Chelsea Miller Makes One-of-a-Kind Knives Beloved by Chefs Everywhere

On Location

Chelsea Miller and her one-of-a-kind knives

The Spruce Eats / Todd Coleman / Amelia Manley

Welcome to On Location, where we talk to the coolest cooks and makers around the country about what's inspiring them right now.

Chelsea Miller creates one-of-a-kind knives for celebrity chefs, restaurants, and home cooks. She makes each knife by hand in her studio. After living in NYC and pursuing acting, she found inspiration closer to home. "The inspiration was really just about my connection to home and family. My mother was a macrobiotic chef so we cooked every night and she always had an amazing collection of knives from around the world, and my dad was a carpenter and a blacksmith so we always had handmade cutting boards and he build our family kitchen."

During a trip home to Vermont, she began tooling around in her father's workshop. "Coming back [home] later in life gave me this appreciation for family and connection to handmade things that was really my inspiration for knife making." Now Chelsea Miller knives are on the wishlist of chefs and cooks everywhere.

What was the first kind of knife that you made?

I made all these cheese knives. The material that I use is horseshoe rasps, and the rasps have these little teeth on them and they're used for filing horses' hooves. We had horses growing up so my dad would use them on our horses. I started making cheese knives out of them and leaving some of the grit and filing some of it down. It was really just about creating cool shapes I had never seen before. They were pretty blunt at that time, but as I spent many years honing my craft, they became much more functional.

What's your favorite thing about your job?

The freedom that it allows me. I'm a very social person, but before I'm able to be social I need a lot of time to be alone. I love my job because I get to spend time by myself going over thoughts and feelings that I have and formulating new ideas. I just love the flexibility and I only have to answer to myself and my clients.

What's the difference between a handmade knife and a manufactured knife?

I'm often disappointed in manufactured knives. I feel like we've just seen the same knife for years and years and they're still being produced but they're really not any different. There's a lack of imagination in a lot of manufactured knives; I'm more interested in innovation and handmade knife makers are pushing those boundaries a little more.
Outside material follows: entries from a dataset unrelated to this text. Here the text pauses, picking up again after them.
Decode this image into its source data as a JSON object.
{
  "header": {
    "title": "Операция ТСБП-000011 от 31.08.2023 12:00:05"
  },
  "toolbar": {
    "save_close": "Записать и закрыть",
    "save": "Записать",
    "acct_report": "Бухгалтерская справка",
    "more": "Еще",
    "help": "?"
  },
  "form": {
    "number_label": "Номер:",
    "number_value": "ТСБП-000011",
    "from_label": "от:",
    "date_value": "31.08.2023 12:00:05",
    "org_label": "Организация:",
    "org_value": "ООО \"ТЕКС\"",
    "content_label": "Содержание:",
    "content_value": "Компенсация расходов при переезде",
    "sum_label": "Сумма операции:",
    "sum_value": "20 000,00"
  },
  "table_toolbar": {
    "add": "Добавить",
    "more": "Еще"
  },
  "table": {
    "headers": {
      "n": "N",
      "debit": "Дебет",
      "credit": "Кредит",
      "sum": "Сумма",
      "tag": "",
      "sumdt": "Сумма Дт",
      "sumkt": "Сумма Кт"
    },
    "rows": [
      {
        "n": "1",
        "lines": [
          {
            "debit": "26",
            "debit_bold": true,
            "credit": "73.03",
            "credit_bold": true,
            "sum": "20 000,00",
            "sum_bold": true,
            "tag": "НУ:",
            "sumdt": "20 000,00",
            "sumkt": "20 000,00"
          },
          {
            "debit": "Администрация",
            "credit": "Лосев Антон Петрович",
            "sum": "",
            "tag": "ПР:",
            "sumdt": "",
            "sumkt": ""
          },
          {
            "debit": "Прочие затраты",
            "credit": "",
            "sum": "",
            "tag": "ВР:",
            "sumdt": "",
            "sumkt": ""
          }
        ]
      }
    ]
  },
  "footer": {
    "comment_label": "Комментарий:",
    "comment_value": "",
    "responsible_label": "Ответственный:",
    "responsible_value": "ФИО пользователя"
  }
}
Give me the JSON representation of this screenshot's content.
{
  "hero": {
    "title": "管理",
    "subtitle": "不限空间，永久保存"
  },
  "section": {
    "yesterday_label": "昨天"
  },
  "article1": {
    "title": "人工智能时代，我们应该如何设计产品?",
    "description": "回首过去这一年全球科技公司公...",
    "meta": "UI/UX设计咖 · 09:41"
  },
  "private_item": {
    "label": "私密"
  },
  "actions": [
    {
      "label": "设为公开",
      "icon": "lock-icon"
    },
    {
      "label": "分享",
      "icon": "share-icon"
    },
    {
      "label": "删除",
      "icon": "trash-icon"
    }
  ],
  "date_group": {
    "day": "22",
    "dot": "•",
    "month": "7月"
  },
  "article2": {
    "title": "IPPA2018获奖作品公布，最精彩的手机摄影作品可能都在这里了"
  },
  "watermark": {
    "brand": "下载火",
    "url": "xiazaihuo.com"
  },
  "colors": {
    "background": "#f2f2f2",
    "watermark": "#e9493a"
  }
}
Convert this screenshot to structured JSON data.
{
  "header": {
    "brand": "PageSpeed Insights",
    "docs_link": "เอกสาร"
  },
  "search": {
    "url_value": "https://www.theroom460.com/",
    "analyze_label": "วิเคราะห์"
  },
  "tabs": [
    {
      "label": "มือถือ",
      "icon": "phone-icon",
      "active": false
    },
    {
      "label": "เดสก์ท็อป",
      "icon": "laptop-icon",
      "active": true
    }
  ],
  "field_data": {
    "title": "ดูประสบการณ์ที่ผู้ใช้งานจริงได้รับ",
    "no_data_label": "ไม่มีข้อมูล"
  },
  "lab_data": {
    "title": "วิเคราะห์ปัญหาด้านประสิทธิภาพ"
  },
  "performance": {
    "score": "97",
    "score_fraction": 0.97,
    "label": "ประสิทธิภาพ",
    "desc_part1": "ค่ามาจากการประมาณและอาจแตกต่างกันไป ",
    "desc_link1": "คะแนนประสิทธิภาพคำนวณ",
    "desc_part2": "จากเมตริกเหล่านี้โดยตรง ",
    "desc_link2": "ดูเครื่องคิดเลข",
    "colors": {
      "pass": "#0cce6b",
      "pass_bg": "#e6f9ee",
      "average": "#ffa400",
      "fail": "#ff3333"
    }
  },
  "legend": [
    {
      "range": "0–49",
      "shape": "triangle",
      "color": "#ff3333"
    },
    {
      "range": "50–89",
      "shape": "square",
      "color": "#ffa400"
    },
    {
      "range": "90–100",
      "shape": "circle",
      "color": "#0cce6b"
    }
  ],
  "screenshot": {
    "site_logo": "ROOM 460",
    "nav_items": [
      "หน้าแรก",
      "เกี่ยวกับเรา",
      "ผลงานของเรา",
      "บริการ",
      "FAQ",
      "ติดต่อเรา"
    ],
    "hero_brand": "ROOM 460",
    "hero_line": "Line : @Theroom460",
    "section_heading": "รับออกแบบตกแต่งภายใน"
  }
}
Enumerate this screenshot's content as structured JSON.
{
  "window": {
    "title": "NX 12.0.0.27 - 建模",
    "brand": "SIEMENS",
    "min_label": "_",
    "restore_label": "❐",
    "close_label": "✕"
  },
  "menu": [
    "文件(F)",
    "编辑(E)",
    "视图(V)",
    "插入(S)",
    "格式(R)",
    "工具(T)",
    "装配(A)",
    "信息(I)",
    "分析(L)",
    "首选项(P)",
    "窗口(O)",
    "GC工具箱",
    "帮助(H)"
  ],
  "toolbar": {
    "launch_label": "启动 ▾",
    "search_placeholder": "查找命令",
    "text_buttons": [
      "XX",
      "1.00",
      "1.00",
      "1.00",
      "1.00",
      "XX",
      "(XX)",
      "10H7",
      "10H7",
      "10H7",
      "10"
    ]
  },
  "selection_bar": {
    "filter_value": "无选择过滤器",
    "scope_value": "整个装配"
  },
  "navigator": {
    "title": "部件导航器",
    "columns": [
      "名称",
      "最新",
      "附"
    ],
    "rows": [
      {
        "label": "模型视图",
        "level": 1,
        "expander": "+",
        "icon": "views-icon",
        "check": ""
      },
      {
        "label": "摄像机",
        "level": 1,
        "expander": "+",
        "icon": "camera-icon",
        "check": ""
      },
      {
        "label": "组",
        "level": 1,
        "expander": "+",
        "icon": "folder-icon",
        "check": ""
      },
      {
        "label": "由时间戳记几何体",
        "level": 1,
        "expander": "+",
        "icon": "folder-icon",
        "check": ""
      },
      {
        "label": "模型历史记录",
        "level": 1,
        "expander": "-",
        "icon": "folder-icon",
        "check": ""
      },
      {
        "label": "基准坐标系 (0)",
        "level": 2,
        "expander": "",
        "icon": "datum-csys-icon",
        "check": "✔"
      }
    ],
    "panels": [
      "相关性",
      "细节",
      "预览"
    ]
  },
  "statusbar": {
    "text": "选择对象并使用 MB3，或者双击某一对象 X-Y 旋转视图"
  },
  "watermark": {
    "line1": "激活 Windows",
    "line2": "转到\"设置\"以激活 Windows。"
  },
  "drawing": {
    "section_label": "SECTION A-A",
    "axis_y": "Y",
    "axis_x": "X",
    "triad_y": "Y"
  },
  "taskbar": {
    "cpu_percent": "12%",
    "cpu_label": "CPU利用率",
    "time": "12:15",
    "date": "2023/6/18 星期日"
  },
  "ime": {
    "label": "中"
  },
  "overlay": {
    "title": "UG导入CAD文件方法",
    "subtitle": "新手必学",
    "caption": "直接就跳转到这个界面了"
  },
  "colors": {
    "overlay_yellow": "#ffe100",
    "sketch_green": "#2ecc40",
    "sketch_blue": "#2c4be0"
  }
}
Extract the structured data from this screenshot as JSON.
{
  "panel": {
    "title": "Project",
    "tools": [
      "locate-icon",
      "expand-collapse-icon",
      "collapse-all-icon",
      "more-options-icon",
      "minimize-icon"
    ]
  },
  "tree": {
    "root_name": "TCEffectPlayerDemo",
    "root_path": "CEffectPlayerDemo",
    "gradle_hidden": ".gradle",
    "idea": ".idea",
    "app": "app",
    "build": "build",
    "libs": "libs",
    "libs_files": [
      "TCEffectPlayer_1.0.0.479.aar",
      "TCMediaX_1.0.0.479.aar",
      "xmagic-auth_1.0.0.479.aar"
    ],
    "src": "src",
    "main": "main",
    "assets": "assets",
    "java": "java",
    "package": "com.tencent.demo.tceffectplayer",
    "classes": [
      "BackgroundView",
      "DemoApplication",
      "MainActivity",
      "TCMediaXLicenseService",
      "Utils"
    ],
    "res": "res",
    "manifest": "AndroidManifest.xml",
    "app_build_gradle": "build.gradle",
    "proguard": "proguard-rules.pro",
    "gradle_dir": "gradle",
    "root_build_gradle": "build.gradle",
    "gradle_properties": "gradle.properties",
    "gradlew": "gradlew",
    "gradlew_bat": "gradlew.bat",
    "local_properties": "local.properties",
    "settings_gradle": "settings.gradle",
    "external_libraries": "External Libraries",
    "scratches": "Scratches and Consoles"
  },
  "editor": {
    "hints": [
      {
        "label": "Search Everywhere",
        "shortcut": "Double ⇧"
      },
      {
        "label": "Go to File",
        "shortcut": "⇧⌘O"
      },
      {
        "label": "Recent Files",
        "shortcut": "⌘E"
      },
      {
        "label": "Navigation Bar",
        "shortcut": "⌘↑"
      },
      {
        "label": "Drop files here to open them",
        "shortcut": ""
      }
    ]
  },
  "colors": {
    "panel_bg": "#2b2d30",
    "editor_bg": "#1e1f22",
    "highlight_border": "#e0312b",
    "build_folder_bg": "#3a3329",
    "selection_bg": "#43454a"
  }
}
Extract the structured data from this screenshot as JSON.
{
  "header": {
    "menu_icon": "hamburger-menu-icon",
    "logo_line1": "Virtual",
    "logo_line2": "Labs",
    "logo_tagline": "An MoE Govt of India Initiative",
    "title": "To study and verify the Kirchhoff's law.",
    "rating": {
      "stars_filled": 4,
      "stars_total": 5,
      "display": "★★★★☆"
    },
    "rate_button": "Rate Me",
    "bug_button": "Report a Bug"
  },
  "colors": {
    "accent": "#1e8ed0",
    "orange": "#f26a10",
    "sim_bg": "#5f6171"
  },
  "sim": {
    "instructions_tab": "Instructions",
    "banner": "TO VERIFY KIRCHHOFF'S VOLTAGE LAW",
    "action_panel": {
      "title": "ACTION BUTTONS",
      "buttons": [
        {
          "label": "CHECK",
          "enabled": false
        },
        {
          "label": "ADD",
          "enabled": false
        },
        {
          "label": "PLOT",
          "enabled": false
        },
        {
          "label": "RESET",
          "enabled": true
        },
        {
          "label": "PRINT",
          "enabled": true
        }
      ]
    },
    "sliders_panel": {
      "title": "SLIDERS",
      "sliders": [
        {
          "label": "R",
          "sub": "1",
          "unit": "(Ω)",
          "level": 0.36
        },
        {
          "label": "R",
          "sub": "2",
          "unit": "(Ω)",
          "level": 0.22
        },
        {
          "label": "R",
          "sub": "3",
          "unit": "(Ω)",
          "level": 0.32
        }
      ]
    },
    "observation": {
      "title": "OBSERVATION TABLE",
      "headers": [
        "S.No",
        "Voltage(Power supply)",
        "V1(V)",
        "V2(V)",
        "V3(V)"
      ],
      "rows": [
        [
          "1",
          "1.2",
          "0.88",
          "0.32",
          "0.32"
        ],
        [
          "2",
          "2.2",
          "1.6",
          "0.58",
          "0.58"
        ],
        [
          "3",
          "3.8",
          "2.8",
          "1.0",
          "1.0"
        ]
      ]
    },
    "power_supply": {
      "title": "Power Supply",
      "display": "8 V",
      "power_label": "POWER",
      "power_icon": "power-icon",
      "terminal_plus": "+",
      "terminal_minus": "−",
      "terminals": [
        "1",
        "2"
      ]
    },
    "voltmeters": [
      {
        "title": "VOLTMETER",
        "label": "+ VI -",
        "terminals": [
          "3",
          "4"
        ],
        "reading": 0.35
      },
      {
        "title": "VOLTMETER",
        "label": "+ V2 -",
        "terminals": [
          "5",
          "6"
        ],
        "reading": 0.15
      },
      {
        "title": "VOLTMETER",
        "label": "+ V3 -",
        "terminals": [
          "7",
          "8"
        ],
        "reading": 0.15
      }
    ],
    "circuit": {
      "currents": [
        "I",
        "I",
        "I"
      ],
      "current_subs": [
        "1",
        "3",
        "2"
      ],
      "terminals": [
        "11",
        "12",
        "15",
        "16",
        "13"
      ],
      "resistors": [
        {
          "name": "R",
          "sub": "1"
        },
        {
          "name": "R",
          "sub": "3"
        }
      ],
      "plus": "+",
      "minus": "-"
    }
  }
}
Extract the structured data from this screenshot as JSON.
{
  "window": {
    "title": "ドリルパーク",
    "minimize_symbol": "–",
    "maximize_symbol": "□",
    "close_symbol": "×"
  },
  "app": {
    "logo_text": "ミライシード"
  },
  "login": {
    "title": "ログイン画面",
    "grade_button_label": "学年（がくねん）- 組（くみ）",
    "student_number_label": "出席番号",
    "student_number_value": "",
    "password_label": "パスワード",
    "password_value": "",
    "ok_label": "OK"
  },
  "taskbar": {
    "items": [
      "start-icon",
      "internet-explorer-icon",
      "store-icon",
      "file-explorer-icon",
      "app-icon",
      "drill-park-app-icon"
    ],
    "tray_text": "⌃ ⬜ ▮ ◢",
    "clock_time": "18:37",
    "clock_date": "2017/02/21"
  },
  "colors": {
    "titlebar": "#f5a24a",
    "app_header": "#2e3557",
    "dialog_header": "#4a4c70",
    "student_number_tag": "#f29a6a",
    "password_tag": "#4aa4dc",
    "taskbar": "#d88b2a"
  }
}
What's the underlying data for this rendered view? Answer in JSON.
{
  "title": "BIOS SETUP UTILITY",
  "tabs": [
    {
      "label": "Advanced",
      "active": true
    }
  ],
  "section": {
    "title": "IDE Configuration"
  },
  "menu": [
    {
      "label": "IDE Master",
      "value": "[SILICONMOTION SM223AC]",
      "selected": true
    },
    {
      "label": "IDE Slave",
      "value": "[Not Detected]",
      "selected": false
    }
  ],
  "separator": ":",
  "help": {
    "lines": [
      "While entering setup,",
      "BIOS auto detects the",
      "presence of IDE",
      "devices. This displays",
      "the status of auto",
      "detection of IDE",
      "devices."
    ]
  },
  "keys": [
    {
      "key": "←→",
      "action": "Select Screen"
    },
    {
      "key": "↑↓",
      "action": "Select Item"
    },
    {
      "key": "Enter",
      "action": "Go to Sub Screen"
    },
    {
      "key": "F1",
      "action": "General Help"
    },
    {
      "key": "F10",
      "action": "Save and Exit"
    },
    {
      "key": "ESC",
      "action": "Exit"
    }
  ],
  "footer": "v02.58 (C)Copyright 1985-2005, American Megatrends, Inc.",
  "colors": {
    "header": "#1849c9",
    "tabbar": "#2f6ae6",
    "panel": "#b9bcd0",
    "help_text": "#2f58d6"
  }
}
Instead of starting from the endpoint—I'm going to create this knife and how do I get there—I appreciate the process of taking a material and seeing where it leads.

What's your #1 tip when caring for knives?

This applies to handmade and manufactured knives: water. Water is necessary but also your enemy over time. Always make sure that your knife is clean and dry. Once you're finished using it it's important to immediately clean a knife so it's ready for its next task, but also never let it sit in water or put it in the dishwasher. Make it part of your routine to hand-wash and dry after use.

What's your favorite dish to make at home right now?

This time of year, I cook every night and I love making stews, things you can arrange in a great big pot like chicken thighs, slices of orange, fennel, and herbs on top so it's juicy and colorful.

Lightning Round

  • 3 things every home cook needs? Cutting board, knife (too obvious?), and an appetite
  • Best thing you've bought for your kitchen this year? Moroccan pottery
  • Favorite kitchen tool besides a knife? Mom's favorite sauté fork
  • Cooking soundtrack? Podcasts. Right now I love The Life Stylist by Luke Storey and Design Matters by Debbie Millman
  • Condiment you can't live without? Harissa
  • Favorite midnight snack? A spoonful of ghee